World IPv6 Day
June 8 (Wednesday) is World IPv6 Day. On this day, Google, Facebook, Yahoo, and others will enable IPv6 on their websites.
What is IPv6?
IPv6 is the newest version of the Internet Protocol. Although much software and hardware has IPv6 support, less than 1% of internet users actually can establish a native connection to any given host. Most connections use IPv4, the previous version.
I’m still a novice myself, so I’ll point you to other, better-written articles:
It’s worth understanding IPv6 because it will eventually replace IPv4. All 4 billion addresses in IPv4 have been allocated, so it’s only a matter of time before new computers/devices are forced to have an IPv6 address only.
Hurricane Electric has a “certification” page where you can learn about and test your knowledge of IPv6.
Differences in IPv6
In addition to the larger address size, there are many other differences from IPv4, including:

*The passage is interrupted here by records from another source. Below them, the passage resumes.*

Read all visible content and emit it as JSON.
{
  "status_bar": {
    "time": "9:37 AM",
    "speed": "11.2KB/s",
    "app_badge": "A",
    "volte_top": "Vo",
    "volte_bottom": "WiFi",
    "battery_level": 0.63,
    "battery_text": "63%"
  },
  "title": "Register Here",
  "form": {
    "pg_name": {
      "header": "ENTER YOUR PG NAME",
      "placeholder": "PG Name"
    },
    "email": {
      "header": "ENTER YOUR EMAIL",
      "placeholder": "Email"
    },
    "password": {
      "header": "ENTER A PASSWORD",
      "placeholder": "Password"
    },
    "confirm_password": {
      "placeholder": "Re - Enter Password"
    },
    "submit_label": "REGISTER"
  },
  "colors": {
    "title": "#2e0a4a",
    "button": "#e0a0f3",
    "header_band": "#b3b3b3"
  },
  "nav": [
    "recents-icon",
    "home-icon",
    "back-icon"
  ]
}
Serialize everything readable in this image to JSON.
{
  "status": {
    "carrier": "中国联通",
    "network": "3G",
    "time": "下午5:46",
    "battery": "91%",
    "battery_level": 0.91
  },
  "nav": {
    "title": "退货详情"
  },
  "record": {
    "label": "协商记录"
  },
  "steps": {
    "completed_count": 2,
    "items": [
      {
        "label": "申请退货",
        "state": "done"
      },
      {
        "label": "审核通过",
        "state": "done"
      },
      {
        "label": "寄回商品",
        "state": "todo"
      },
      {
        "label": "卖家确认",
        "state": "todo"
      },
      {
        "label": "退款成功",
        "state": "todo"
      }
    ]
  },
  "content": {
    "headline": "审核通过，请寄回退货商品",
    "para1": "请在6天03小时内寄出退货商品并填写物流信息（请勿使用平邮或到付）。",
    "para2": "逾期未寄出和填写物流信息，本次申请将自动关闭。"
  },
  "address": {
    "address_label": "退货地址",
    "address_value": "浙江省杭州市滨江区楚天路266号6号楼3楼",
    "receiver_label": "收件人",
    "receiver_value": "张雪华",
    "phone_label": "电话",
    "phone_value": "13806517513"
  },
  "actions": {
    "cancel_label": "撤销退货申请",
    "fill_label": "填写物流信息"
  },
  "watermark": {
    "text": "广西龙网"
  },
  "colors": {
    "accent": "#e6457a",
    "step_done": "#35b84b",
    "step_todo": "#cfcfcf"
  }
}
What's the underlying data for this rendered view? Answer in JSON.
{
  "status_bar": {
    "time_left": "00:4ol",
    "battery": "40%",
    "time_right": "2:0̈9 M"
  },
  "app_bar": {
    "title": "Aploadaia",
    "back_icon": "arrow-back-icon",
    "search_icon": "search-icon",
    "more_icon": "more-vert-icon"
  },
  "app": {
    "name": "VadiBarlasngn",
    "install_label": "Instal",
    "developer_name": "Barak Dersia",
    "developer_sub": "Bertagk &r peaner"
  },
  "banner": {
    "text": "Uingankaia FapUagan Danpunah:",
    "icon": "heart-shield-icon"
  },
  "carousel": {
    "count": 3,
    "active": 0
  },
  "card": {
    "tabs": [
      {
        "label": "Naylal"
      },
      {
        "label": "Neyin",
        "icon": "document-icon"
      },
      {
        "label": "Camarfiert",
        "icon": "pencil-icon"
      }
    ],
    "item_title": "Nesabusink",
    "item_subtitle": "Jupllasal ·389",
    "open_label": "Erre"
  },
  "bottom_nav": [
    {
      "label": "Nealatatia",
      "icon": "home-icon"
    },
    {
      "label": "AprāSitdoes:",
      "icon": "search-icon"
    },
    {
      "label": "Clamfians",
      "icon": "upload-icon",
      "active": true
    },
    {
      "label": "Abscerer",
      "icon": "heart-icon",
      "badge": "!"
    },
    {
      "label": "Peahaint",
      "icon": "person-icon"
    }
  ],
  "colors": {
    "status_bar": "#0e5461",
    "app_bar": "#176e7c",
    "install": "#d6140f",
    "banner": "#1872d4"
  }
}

- IPv6 does the same thing as IPv4 (route network traffic), but they are basically incompatible and independent from each other. Except in cases of IPv4<->IPv6 translation, the only thing they share is their name.
- IPv6 uses a different notation. Instead of 192.168.0.4, for example, an IPv6 address includes hexadecimal numbers, is separated by colons, and is naturally longer — for example, 2001:0db8:85a3:0000:0000:8a2e:0370:7334.
- IPv6 is a “global unicast” protocol — you can theoretically communicate with any other device on the internet using its IPv6 address.
- Network address translation (NAT) is no longer needed. However, the inherent firewall in NAT is then gone, so your computer or network needs an IPv6-enabled firewall. The IETF is considering an IPv6 NAT specification so there can be a built-in capability for firewalling and private addressing / services, but don’t hold your breath.
- DHCP is no longer needed for address allocation — IPv6 has autoconfiguration. However, you might still need a DHCPv6 server (also completely different from DHCP) to advertise the DNS servers. DHCPv6 is not supported on OS X or Windows XP.
- DNS has a record type called AAAA (quad-A) for IPv6 lookups. For reverse lookups, you still use PTR records (but in a different format).
World IPv6 Day
World IPv6 Day is a chance to see a large-scale deployment of IPv6 and raise awareness, since the tech community has been slow to adopt it. It’s also a chance to see what kind of problems arise, since IPv6 is incompatible with IPv4.
The 24-hour switch starts at midnight UTC, or 7pm on Tuesday for those of us in the Central US timezone.
More about the day:
IPv6 will be running simultaneously as IPv4 on these sites (dual stack), so the vast majority of users won’t see any difference. Most computers prefer IPv6, but will fall back to IPv4 if necessary.
However, there have been implementation bugs in the past, so a small group of internet users (less than 1%, which could still mean millions of people) may have trouble connecting to these sites. This would appear as either no connectivity at all, or a long delay as the computer waits for the connection to time out before switching to IPv4.
Here is more information about preparing:
- Short video on the official website
- A testing website where users can see how their computers + network stacks up
Transitioning to IPv6
Obviously it makes sense to help customers make their networks and systems be IPv6-ready. A small office network would be a good place for experimenting and testing.
More about transitioning:
- Ars Technica: There is no Plan B: why the IPv4-to-IPv6 transition will be ugly
- Ars Technica: IPv6 firewalling knows no middle ground
- Slides from talk “IPv6 Deployment on Production Networks” (specifically, some networks of the federal government)
Note that because IPv6 is so different from IPv4, there are different versions and tools for working with it — for example, ping6.